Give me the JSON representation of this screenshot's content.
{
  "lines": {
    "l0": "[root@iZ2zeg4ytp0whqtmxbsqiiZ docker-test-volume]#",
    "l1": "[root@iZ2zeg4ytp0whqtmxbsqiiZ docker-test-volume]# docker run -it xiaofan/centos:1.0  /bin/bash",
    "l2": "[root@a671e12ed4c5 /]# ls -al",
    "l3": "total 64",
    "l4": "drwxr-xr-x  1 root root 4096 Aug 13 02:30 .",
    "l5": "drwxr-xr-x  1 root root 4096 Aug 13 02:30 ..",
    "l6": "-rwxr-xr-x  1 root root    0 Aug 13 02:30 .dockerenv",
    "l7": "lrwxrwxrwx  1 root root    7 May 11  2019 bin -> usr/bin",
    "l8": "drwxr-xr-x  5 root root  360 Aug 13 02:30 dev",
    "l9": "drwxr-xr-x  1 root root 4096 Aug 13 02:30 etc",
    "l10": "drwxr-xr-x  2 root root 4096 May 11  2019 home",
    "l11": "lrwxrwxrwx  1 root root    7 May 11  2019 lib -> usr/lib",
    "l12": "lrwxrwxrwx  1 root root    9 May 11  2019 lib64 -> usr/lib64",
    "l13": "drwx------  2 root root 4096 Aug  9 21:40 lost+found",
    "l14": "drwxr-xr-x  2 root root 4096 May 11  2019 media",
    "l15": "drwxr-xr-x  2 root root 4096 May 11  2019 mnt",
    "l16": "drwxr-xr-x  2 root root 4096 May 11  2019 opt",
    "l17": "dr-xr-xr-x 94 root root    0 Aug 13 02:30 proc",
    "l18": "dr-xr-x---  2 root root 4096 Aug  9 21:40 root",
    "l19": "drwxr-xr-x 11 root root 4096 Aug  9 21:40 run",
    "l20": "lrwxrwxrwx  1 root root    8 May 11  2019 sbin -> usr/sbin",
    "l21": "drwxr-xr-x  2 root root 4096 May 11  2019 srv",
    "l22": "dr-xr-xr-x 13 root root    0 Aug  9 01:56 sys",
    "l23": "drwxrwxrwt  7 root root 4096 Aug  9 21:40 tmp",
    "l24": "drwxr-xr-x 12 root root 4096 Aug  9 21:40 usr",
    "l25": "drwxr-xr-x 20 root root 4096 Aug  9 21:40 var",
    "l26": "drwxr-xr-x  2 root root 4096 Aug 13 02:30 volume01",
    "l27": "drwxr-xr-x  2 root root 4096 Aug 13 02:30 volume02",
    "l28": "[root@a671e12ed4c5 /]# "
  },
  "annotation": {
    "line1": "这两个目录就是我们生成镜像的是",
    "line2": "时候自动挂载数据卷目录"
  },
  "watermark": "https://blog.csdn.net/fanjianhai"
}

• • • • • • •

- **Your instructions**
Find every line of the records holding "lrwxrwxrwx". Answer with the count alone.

- **Answer box**
4